The Missouri chapter of Moms Demand Action for Gun Sense in America, part of Everytown for Gun Safety, today released the following statement after the Missouri House General Laws Committee passed HB 1637 and HB 2150, dangerous bills that would make it illegal for Missouri state and local law enforcement to assist in the enforcement of federal public safety laws: 

“Once again, Missouri lawmakers are taking us in the exact wrong direction. Law enforcement officials should not be punished for doing their jobs,” said Karen Rogers, a volunteer with the Missouri chapter of Moms Demand Action. “Instead, lawmakers should look at ways to help curb the gun violence that kills over 1,000 Missourians a year with common-sense solutions like legislation to help keep guns out of the hands of domestic abusers.”

So-called “nullification” policies like HB 1637 and HB 2150 are unconstitutional, and would endanger public safety in Missouri by prohibiting state and local officials from helping to enforce federal public safety laws.
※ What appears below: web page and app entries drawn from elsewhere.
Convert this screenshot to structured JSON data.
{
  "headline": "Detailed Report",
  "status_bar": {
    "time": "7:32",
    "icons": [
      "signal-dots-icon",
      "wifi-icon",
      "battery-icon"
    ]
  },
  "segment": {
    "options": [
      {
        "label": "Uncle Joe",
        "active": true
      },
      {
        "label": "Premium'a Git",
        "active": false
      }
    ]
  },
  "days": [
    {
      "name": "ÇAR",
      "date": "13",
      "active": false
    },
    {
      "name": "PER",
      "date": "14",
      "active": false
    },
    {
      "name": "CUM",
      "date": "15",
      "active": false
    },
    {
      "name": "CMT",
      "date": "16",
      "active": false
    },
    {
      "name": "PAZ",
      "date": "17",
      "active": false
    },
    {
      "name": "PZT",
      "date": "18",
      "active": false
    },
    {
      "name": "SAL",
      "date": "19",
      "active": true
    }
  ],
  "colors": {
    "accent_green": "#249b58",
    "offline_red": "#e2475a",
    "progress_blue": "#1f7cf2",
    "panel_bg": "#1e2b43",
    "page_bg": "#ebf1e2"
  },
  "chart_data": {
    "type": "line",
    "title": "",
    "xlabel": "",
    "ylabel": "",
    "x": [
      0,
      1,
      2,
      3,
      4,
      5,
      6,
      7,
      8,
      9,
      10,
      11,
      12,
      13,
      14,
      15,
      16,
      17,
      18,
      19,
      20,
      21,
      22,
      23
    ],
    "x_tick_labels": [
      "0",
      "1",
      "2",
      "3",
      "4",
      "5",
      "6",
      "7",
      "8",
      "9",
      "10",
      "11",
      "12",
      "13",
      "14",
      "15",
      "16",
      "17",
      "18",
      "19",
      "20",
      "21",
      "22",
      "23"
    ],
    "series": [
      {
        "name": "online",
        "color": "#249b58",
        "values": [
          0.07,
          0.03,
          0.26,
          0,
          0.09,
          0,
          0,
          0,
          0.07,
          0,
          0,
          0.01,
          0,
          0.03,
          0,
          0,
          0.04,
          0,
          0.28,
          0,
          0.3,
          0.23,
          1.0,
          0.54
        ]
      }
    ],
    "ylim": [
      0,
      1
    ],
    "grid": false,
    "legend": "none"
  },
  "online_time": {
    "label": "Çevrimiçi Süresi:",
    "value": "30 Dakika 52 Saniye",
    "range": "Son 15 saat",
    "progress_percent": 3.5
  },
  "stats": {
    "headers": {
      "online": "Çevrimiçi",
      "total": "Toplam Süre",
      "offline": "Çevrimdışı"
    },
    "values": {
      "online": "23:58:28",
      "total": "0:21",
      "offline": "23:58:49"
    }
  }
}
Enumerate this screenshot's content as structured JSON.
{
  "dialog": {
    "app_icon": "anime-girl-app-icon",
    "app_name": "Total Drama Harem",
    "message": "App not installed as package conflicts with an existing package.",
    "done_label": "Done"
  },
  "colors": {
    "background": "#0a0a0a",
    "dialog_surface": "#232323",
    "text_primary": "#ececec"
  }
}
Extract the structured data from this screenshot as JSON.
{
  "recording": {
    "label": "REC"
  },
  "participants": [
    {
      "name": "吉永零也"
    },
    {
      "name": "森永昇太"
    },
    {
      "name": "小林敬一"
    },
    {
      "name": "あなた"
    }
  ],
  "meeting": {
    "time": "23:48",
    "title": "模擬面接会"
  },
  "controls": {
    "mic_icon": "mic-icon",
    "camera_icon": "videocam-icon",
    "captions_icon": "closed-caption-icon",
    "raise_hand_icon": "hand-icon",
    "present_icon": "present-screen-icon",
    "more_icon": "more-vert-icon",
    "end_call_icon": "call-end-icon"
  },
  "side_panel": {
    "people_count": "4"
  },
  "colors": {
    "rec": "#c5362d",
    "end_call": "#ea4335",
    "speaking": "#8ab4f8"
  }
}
If the bills are enacted, Missouri public servants could face lawsuits just for doing their jobs. Over the past few weeks, lawmakers have been focusing on risky gun legislation while ignoring proven common sense legislation — like legislation to keep guns out of the hands of domestic abusers. 

The rate of gun deaths in Missouri increased 55 percent in the last decade, compared to a 17 percent increase nationwide. Over 1000 Missourians are shot and killed every year, giving Missouri the eighth highest rate of gun deaths in the United States. Additionally, from 2013 to 2017, 87 women were fatally shot by an intimate partner in Missouri. 

In February, over 450 Missouri Moms Demand Action volunteers attended their annual advocacy day at the statehouse urging lawmakers to prioritize bills to help keep guns out of the hands of domestic abusers.

Statistics about gun violence in Missouri are available here, and information on how Missouri’s gun laws compare to other states’ overall is available here.